As the shopping holiday season approaches, many have been focusing on product prices, with buzz about high profile retailer promotions that are taking place earlier than ever, long before Black Friday. And then there are some products that customers seek to buy, pre-ordering if necessary, and without regards to a discount or “good deal”.
Many retailers, analysts, and others are forecasting this year’s must-have products, products such as iPhone4, iPad, Droid Smartphones, and Kinect that will sell briskly at retailers. When there are many outstanding technology marvels available in the marketplace, why is it that only certain products engage shoppers so well?
The products that truly captivate the marketplace are those that go beyond pure technological capabilities, providing feelings that light up customers. The iPhone, iPad, Droid phones, and Kinect are so successful not just because they have advanced technology that enables leading-edge and useful functionality, but also because they empower users and make them feel great, adding fun to their routine and excitement as they explore new experiences.
Boatwright and Cagan appeared on WTAE-TV to talk comment on why emotion is an OK way to buy products…as long as it comes from the product:
November 8, 2010

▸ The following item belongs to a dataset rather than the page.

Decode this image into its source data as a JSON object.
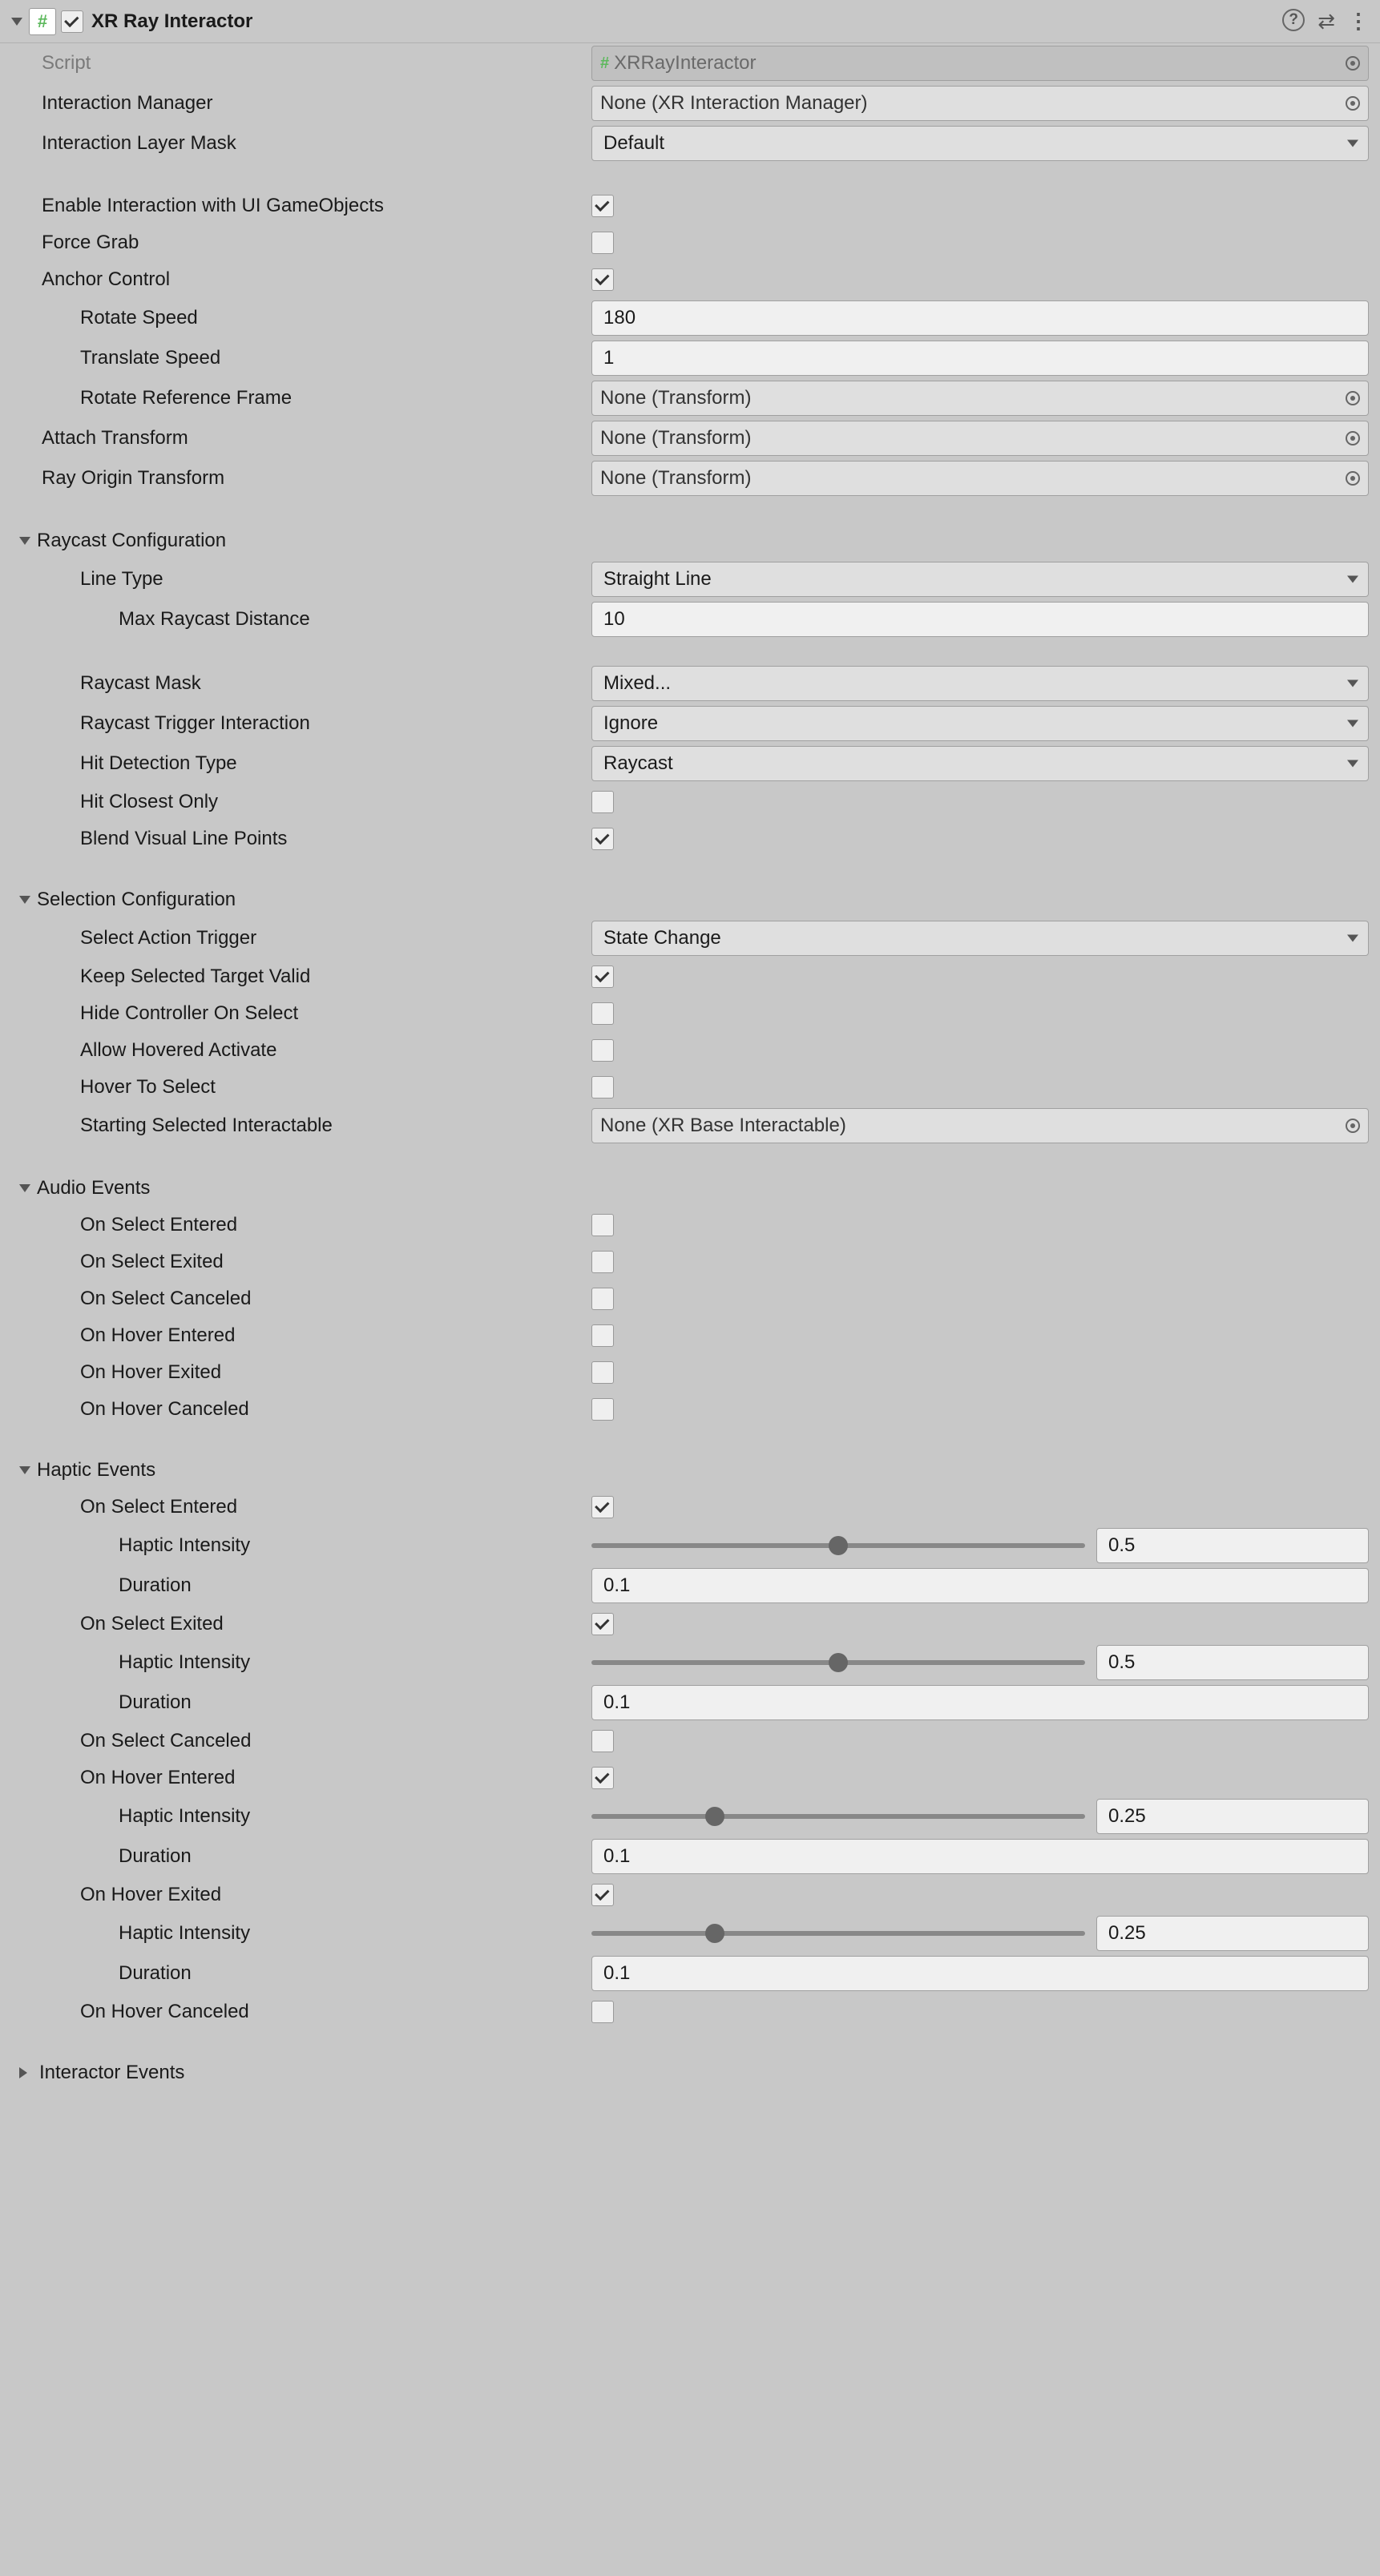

We got the new XBox 360 Kinect this week. Wow. What fun! What a great experience. The unit itself is classy, projecting a feeling of substance and elegance. It self-calibrates, engendering a feeling of relief that it is so easy to use, and even better it immediately gets you to the fun. But when you see how the avatar on the screen imitates your every move you start to feel very much like you are in the game’s world. I played the water raft ride. Every time I move and jump, the avatar and raft react so you feel like you are on an amusement park ride. XBox delivers surprises and delights that bring you ever closer to that amusement park experience. During the ride it takes your picture, and then you see your joy captured in the photo after the ride (though you don’t have to pay $14.95 to buy it like you do at the amusement park). The interface makes you feel empowered and projects you to the future, hinting at technology only envisioned in Minority Report. The great thing for kids and adults alike is that the game is active, moving you around to maneuver the raft (or for other games block the balls or avoid the obstacles). But, lo, I will probably need to find another way to get my exercise because the kids won’t let me near it… Microsoft has delivered a product built to love with easy to use but unobtrusive cutting-edge hardware and software technology.
November 3, 2010
In the realm of breakfast foods, Pop-Tarts is unlike any other. A true breakfast treat, sugary enough to give pause to health-minded moms, they entice with more than simply their flavor, providing an experience that transcends simply the combination of ingredients. Now, Kelloggs is building on that experience, growing it in a new way to connect even more closely with their customer base. Kelloggs has opened a Times Square Pop-Tarts flagship store called Pop-Tarts World where customers can do things with Pop-Tarts they can’t do anywhere else. Customers can eat Pop-Tarts sushi, create their own variety pack or watch a Pop-Tarts inspired light show. Rather than pushing sales, Pop-Tarts World provides a new experience with the food, encouraging customers to connect with their inner child by exploring more creative uses for an inherently playful product. With flavors like Apple Strudel, Chocolate Blitz and Ice Cream Sandwich, Kelloggs’ hope is to emotionally engage customers with an enjoyable and authentic Pop-Tarts experience that they will then associate more broadly with the Pop-Tarts brand as they return to their daily routine.